In 2015 and 2017, we had opportunities to save land at Appomattox Court House, the fateful site where America's defining conflict finally came to an end. We're thrilled to declare the tracts from both campaigns, totaling 276 acres, preserved in perpetuity thanks to our supporters! These 276 acres, adjacent to land we've saved in previous campaigns and to the Appomattox National Historical Park, are a powerful reminder of the sacrifices and compromises of the brave men who fought on both sides of America's bloodiest conflict.
We had an opportunity to save land at two of Tennessee’s most famous battlefields. Now, we’re thrilled to declare those 63 acres preserved, thanks to our generous supporters! Fort Donelson was one of the first in a string of successes that earned Union general Ulysses S. Grant the moniker “Unconditional Surrender” Grant. Parker’s Cross Roads is the place where Confederate general Nathan Bedford Forrest fearlessly declared, “charge ’em both ways,” as his troops repelled a Union advance and lived to fight another day. The events on these two battlefields are essential to a full understanding of the Civil War in the Western Theater.
Thanks to our members and supporters, the American Battlefield Trust has reached an important milestone in the history of the battlefield preservation movement. With the recent acquisition of 13 acres at Cedar Creek in Virginia’s picturesque Shenandoah Valley, we have now preserved more than 50,000 acres of hallowed ground across the United States.

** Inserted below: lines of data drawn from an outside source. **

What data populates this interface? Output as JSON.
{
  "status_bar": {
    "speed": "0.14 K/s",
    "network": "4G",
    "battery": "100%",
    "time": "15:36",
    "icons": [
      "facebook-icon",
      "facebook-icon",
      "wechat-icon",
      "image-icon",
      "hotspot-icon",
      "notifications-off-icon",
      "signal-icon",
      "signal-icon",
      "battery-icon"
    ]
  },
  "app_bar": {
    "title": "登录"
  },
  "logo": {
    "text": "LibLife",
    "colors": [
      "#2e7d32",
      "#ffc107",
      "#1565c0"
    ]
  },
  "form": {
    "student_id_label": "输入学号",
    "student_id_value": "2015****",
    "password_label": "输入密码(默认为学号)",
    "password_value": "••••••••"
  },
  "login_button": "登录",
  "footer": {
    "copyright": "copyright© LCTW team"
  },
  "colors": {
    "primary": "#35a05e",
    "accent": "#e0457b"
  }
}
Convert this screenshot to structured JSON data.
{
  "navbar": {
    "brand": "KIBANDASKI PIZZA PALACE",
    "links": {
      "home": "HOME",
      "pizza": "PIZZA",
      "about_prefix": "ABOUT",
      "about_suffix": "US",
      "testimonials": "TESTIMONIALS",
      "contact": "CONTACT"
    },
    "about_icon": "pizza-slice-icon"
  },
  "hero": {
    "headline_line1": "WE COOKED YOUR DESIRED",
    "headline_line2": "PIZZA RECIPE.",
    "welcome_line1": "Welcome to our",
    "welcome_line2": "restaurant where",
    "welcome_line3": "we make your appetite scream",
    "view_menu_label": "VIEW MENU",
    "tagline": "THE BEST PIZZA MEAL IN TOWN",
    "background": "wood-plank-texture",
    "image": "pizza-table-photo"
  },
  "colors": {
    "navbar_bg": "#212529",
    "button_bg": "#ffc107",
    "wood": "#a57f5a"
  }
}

Thanks to our dedicated members and supporters, the American Battlefield Trust has successfully acquired the 15-acre Washington’s Charge Site at the Princeton Battlefield. During the American Revolution, this land witnessed General George Washington’s famous counterattack against British regulars on January 3, 1777. While more than 8,000 individuals from around the globe donated generously to this project, we would like to extend a personal thank-you to Mr. Richard Gilder of New York, who, through his foundation, gave $1.1 million, and without whom we would not have been able to achieve this historic acquisition.
We are thrilled to announce that we have saved a critical, two-acre tract at Gettysburg’s Oak Ridge, thanks to the generous support of our members. In July 1863, this land witnessed some of the bloodiest and most intense combat during the first day of the American Civil War’s most iconic battle.
We are pleased to announce that we have protected 244 acres at Brandy Station. This victory was made possible by generous supporters and partners in preservation, namely the Virginia Outdoors Foundation and the Virginia Department of Historic Resources. This acreage includes 174 acres at Hansbrough’s Ridge, where 800 Confederate soldiers barred a Union cavalry division from the main battle, and 70 acres at the north end of Fleetwood Hill, heart of the Brandy Station battlefield.